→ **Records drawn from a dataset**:
- Opening Delimiter -

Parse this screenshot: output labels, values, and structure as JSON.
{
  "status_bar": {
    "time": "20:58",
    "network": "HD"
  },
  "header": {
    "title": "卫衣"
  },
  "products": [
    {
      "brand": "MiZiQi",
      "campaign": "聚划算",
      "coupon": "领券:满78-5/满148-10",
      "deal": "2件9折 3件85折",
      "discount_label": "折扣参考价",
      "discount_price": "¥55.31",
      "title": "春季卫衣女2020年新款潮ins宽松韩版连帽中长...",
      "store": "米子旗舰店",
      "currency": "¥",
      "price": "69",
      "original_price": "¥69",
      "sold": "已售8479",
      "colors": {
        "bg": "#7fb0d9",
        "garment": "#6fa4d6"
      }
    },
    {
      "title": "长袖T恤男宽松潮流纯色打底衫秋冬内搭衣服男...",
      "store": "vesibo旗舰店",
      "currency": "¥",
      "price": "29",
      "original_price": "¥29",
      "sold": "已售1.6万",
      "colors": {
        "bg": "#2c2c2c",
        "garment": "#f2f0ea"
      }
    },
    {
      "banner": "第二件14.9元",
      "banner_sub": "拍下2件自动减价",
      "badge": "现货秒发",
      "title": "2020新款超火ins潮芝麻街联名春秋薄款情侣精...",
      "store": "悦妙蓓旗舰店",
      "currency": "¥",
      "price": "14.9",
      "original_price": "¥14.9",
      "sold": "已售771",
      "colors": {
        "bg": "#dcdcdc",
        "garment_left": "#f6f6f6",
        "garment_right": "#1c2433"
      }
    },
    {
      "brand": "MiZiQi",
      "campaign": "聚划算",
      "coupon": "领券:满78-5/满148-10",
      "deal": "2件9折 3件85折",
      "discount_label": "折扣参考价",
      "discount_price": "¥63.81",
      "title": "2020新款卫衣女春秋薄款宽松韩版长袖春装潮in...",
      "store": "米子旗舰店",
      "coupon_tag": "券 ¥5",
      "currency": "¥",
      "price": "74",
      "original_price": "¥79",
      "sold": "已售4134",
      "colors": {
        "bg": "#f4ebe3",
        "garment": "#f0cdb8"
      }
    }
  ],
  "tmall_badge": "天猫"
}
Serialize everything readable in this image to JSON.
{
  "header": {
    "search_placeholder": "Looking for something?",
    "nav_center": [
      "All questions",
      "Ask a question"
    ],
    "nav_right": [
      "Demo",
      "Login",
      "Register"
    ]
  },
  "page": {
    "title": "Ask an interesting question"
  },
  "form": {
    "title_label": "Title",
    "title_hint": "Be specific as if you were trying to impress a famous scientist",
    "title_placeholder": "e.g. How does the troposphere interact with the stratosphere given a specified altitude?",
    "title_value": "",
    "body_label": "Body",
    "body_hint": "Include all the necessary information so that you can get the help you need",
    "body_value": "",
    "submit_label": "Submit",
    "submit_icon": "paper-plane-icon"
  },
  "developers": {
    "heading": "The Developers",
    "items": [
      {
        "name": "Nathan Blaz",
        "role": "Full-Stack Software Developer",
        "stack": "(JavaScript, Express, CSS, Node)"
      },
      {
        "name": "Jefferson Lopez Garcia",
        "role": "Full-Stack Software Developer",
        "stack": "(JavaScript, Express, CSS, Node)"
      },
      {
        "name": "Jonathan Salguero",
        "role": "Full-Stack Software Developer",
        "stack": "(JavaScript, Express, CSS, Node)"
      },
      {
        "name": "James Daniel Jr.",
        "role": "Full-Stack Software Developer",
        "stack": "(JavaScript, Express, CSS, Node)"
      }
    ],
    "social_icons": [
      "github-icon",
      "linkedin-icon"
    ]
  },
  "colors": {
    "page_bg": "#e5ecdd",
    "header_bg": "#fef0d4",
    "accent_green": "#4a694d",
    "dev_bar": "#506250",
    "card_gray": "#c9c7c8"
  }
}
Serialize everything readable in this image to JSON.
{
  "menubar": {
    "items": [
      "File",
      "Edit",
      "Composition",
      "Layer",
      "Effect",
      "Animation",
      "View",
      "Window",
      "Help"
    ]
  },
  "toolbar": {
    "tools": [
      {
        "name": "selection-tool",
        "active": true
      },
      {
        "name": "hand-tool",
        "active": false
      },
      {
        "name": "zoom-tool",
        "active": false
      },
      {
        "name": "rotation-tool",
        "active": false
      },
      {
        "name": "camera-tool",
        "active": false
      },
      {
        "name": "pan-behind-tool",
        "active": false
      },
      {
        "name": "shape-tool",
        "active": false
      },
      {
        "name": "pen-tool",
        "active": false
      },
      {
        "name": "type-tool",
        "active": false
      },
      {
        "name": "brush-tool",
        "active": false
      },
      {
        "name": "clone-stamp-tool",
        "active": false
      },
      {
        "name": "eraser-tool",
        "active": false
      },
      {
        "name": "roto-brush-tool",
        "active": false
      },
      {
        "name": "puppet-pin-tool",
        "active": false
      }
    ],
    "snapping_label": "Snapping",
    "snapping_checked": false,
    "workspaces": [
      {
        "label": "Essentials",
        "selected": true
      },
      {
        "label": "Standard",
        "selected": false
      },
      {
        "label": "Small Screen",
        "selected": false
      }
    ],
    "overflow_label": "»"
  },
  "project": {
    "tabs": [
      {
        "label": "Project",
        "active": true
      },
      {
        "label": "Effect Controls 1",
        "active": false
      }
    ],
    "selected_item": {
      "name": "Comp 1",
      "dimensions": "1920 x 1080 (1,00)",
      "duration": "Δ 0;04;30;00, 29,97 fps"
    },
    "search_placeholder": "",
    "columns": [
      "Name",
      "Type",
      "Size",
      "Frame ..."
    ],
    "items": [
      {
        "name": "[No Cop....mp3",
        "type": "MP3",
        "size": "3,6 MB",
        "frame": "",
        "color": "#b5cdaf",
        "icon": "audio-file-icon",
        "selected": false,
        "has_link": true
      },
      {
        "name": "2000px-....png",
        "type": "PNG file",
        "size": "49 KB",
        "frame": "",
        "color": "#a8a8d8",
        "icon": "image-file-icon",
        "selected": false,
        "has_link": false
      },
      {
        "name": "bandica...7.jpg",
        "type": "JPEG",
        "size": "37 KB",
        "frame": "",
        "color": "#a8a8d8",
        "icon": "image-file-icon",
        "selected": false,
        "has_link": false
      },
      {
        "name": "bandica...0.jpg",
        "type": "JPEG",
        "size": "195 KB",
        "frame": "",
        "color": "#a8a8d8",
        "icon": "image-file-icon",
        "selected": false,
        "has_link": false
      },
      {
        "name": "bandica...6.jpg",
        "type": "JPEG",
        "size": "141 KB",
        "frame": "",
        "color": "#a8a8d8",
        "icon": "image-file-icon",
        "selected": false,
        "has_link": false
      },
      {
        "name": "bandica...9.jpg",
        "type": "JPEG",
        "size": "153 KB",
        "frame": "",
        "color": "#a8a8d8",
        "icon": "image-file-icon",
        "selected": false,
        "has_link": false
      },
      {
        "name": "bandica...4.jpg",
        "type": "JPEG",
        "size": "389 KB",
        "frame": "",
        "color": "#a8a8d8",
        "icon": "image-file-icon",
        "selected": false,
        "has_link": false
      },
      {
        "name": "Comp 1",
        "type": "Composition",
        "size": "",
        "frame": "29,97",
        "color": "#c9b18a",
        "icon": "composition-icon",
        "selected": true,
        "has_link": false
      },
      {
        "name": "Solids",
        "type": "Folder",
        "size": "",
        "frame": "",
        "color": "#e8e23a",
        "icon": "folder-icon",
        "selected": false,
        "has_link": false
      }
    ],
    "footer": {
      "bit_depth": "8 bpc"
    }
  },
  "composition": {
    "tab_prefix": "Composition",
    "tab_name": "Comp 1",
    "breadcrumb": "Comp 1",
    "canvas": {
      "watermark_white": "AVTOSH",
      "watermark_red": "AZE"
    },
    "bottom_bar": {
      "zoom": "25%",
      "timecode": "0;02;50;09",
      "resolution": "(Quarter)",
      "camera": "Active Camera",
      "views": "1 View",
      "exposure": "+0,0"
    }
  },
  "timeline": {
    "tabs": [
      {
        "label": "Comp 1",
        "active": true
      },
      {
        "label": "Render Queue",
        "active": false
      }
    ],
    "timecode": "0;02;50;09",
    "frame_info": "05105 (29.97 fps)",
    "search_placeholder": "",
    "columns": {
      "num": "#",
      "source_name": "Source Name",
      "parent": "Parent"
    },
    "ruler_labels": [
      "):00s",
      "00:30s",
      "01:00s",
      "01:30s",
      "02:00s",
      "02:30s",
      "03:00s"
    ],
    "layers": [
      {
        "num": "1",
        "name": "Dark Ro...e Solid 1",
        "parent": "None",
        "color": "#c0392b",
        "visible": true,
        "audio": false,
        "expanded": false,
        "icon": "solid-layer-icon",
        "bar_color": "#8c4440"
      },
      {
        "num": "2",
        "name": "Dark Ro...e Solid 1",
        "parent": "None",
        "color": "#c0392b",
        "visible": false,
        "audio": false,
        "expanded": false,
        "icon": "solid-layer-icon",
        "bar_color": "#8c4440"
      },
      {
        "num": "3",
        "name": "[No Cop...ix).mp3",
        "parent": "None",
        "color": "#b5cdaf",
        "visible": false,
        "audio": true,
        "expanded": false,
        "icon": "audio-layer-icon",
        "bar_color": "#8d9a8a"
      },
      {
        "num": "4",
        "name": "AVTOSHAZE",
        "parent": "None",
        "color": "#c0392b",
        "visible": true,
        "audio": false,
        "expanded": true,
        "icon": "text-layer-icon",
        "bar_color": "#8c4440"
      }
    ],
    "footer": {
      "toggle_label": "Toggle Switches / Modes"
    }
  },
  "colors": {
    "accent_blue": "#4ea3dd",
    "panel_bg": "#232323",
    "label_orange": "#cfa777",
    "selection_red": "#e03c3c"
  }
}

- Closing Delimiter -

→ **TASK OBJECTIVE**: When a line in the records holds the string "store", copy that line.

→ **RESULT BELOW**:
      "store": "米子旗舰店",
      "store": "vesibo旗舰店",
      "store": "悦妙蓓旗舰店",
      "store": "米子旗舰店",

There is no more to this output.